The town’s plight and Curtis’ personal and professional life become intertwined. Curtis courts Jasmine’s teacher and he has to coach the team when Fisher falls ill. Not only skilled on the gridiron, Jasmine’s reveals her shrewd, motherly-daughterly-sisterly advice, giving Curtis just the right insight to help get him on track to a productive and happy life, while he helps her come out of her own shell.
Throw in the sideline complexity of a deadbeat dad looking to ride in on the coattails of his daughter’s fame, and you have a winning combination. Where the syrupy sentiment tips the rim, it doesn’t quite overspill and defeat the goodwill the film establishes early on.
Like many sports movies, in order to keep the pace brisk the storyline is streamlined in various forms and dramatic license is used. But The Longshots certainly deserves a place next to other endearing slice of life true stories that illuminate the wondrous world of the sports arena.
Part of it is the director’s restrained visual minimalism. Working from a Nick Santora (Law and Order, Prison Break) script, with some rewrites by Akeelah and the Bee‘s (06) Doug Atchinson, Fred Durst - I know poisoned pens are ready for the Limp Bizkit frontman, whose helming his second feature after the little seen, The Education of Charlie Banks(07) - exhibits a welcomed low-key style and does well with the material. The one noticeable detriment is the film’s muted cinematography from Conrad W. Hall. Surprisingly considering his prior work, it comes across here as flat rather than insightful, or grittily authentic. Strong performances, clearly defined character types and the Americana milieu scores a winning endorsement as one of this summer’s best. Even one of the year's best.

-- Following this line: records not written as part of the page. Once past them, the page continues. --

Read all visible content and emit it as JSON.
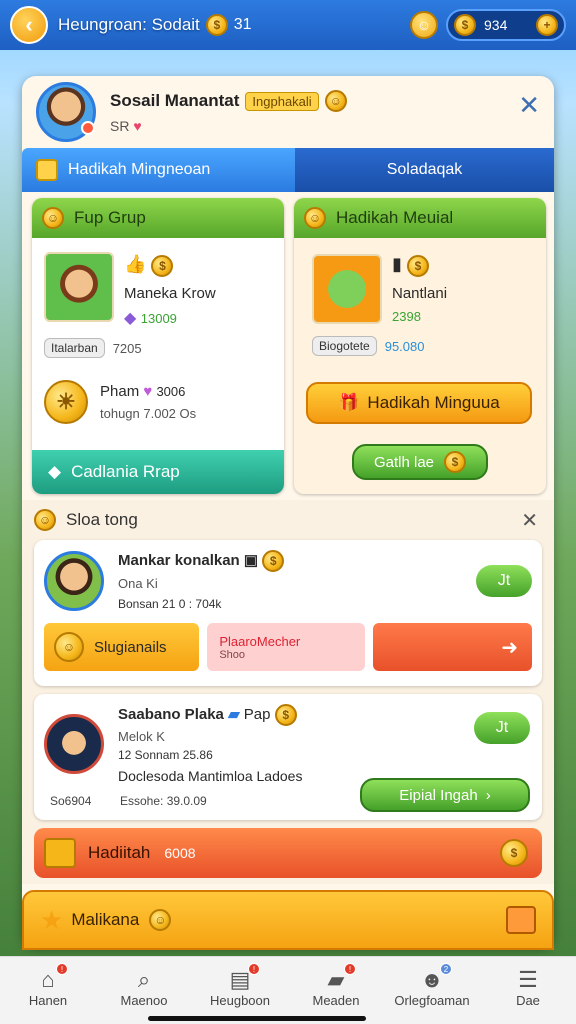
{
  "topbar": {
    "title": "Heungroan: Sodait",
    "coins_label": "31",
    "currency_value": "934"
  },
  "profile": {
    "name": "Sosail Manantat",
    "tag": "Ingphakali",
    "sub": "SR"
  },
  "tabs": [
    {
      "label": "Hadikah Mingneoan"
    },
    {
      "label": "Soladaqak"
    }
  ],
  "left_card": {
    "title": "Fup Grup",
    "game1": {
      "name": "Maneka Krow",
      "stat": "13009",
      "tag": "Italarban",
      "tag_value": "7205"
    },
    "game2": {
      "name": "Pham",
      "stat": "3006",
      "sub": "tohugn 7.002 Os"
    },
    "footer_button": "Cadlania Rrap"
  },
  "right_card": {
    "title": "Hadikah Meuial",
    "game": {
      "name": "Nantlani",
      "stat": "2398",
      "tag": "Biogotete",
      "tag_value": "95.080"
    },
    "primary_button": "Hadikah Minguua",
    "secondary_button": "Gatlh lae"
  },
  "section": {
    "title": "Sloa tong",
    "friend1": {
      "name": "Mankar konalkan",
      "sub": "Ona Ki",
      "stats": "Bonsan 21  0 : 704k",
      "actions": [
        {
          "label": "Slugianails"
        },
        {
          "label": "PlaaroMecher",
          "sub": "Shoo"
        },
        {
          "label": ""
        }
      ],
      "like_label": "Jt"
    },
    "friend2": {
      "name": "Saabano Plaka",
      "tag": "Pap",
      "sub": "Melok K",
      "stats": "12 Sonnam  25.86",
      "desc": "Doclesoda Mantimloa Ladoes",
      "footer_left": "So6904",
      "footer_mid": "Essohe: 39.0.09",
      "button": "Eipial Ingah",
      "like_label": "Jt"
    },
    "hadiah_bar": {
      "label": "Hadiitah",
      "value": "6008"
    }
  },
  "mall": {
    "label": "Malikana"
  },
  "nav": [
    {
      "label": "Hanen",
      "icon": "home-icon"
    },
    {
      "label": "Maenoo",
      "icon": "search-icon"
    },
    {
      "label": "Heugboon",
      "icon": "inbox-icon"
    },
    {
      "label": "Meaden",
      "icon": "chat-icon"
    },
    {
      "label": "Orlegfoaman",
      "icon": "friends-icon"
    },
    {
      "label": "Dae",
      "icon": "menu-icon"
    }
  ]
}
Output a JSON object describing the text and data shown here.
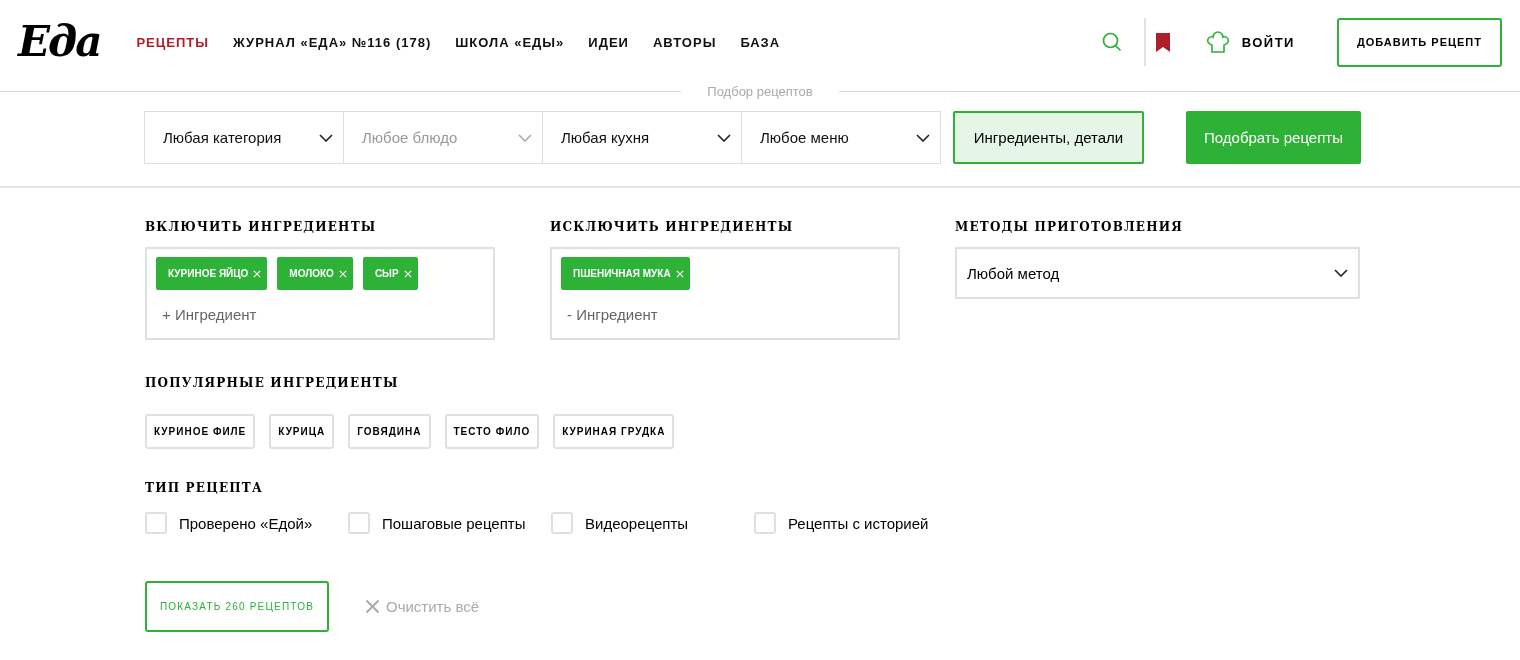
{
  "header": {
    "logo": "Еда",
    "nav": [
      {
        "label": "РЕЦЕПТЫ",
        "selected": true
      },
      {
        "label": "ЖУРНАЛ «ЕДА» №116 (178)",
        "selected": false
      },
      {
        "label": "ШКОЛА «ЕДЫ»",
        "selected": false
      },
      {
        "label": "ИДЕИ",
        "selected": false
      },
      {
        "label": "АВТОРЫ",
        "selected": false
      },
      {
        "label": "БАЗА",
        "selected": false
      }
    ],
    "login": "ВОЙТИ",
    "add_recipe": "ДОБАВИТЬ РЕЦЕПТ"
  },
  "search": {
    "title": "Подбор рецептов",
    "dropdowns": [
      {
        "value": "Любая категория",
        "disabled": false
      },
      {
        "value": "Любое блюдо",
        "disabled": true
      },
      {
        "value": "Любая кухня",
        "disabled": false
      },
      {
        "value": "Любое меню",
        "disabled": false
      }
    ],
    "details_button": {
      "label": "Ингредиенты, детали",
      "active": true
    },
    "submit": "Подобрать рецепты"
  },
  "include": {
    "title": "ВКЛЮЧИТЬ ИНГРЕДИЕНТЫ",
    "tags": [
      "КУРИНОЕ ЯЙЦО",
      "МОЛОКО",
      "СЫР"
    ],
    "placeholder": "+ Ингредиент"
  },
  "exclude": {
    "title": "ИСКЛЮЧИТЬ ИНГРЕДИЕНТЫ",
    "tags": [
      "ПШЕНИЧНАЯ МУКА"
    ],
    "placeholder": "- Ингредиент"
  },
  "methods": {
    "title": "МЕТОДЫ ПРИГОТОВЛЕНИЯ",
    "value": "Любой метод"
  },
  "popular": {
    "title": "ПОПУЛЯРНЫЕ ИНГРЕДИЕНТЫ",
    "items": [
      "КУРИНОЕ ФИЛЕ",
      "КУРИЦА",
      "ГОВЯДИНА",
      "ТЕСТО ФИЛО",
      "КУРИНАЯ ГРУДКА"
    ]
  },
  "recipe_type": {
    "title": "ТИП РЕЦЕПТА",
    "options": [
      {
        "label": "Проверено «Едой»",
        "checked": false
      },
      {
        "label": "Пошаговые рецепты",
        "checked": false
      },
      {
        "label": "Видеорецепты",
        "checked": false
      },
      {
        "label": "Рецепты с историей",
        "checked": false
      }
    ]
  },
  "show_button": "ПОКАЗАТЬ 260 РЕЦЕПТОВ",
  "clear": "Очистить всё"
}
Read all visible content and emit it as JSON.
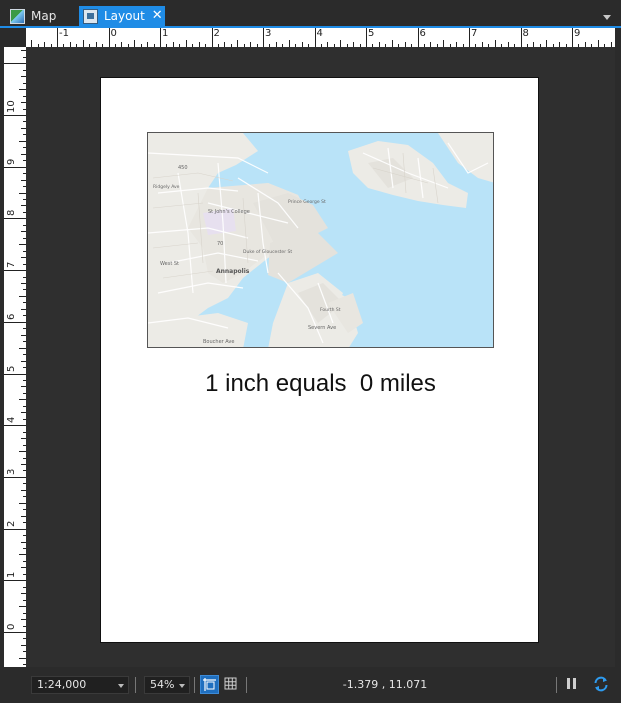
{
  "tabs": [
    {
      "label": "Map",
      "icon": "map-icon",
      "active": false
    },
    {
      "label": "Layout",
      "icon": "layout-icon",
      "active": true,
      "close_glyph": "✕"
    }
  ],
  "rulers": {
    "horizontal_labels": [
      "-1",
      "0",
      "1",
      "2",
      "3",
      "4",
      "5",
      "6",
      "7",
      "8",
      "9"
    ],
    "vertical_labels": [
      "10",
      "9",
      "8",
      "7",
      "6",
      "5",
      "4",
      "3",
      "2",
      "1",
      "0"
    ]
  },
  "layout": {
    "scale_text": "1 inch equals  0 miles",
    "map_labels": [
      "St John's College",
      "Annapolis",
      "West St",
      "Duke of Gloucester St",
      "Severn Ave",
      "Fourth St",
      "Prince George St",
      "450",
      "70",
      "Boucher Ave",
      "Ridgely Ave"
    ]
  },
  "status": {
    "scale": "1:24,000",
    "zoom": "54%",
    "coordinates": "-1.379 , 11.071"
  },
  "colors": {
    "accent": "#1f8ce6",
    "water": "#b9e3f8",
    "land": "#ecebe6"
  }
}
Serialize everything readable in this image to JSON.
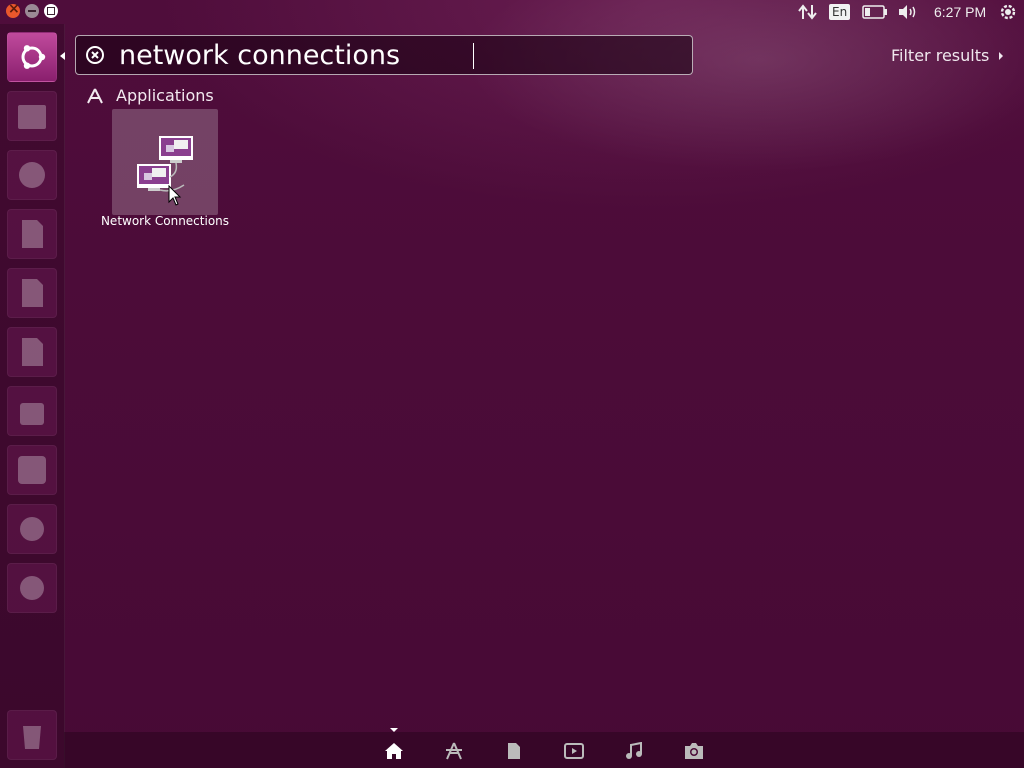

There’s no doubting Keke Palmer’s fun and fine performance. Unexpectedly, Ice Cube, whose performances have been questionable on occasion, centers the film with probably his best performance yet. Like many of his roles, this one embodies the gruff traits we’ve come to expect. His believability and command of camera have never been stronger.
The absentee father theme tugs resolutely at heartstrings. For those who have experienced this, divorce driven phenomenon, amongst other social affects, especially in my, the African-American community, it will resonate well. For those who haven’t, I don’t see how Jasmine’s visually succinct, dramatically final decision at the film’s end wouldn’t bring tears to the eyes. A powerful effect for any film.
And I think, Rocky (76) withstanding, many will agree that the final game’s heart-wrenchingly dramatic final seconds may be the best you will see in a sports film ever. The filmmakers should be commended on choosing what few films would have chosen as the game's end.
© by Julian Boyance, completed, August 21, 2008
What do you think of The Longshots
Share your opinions on our forum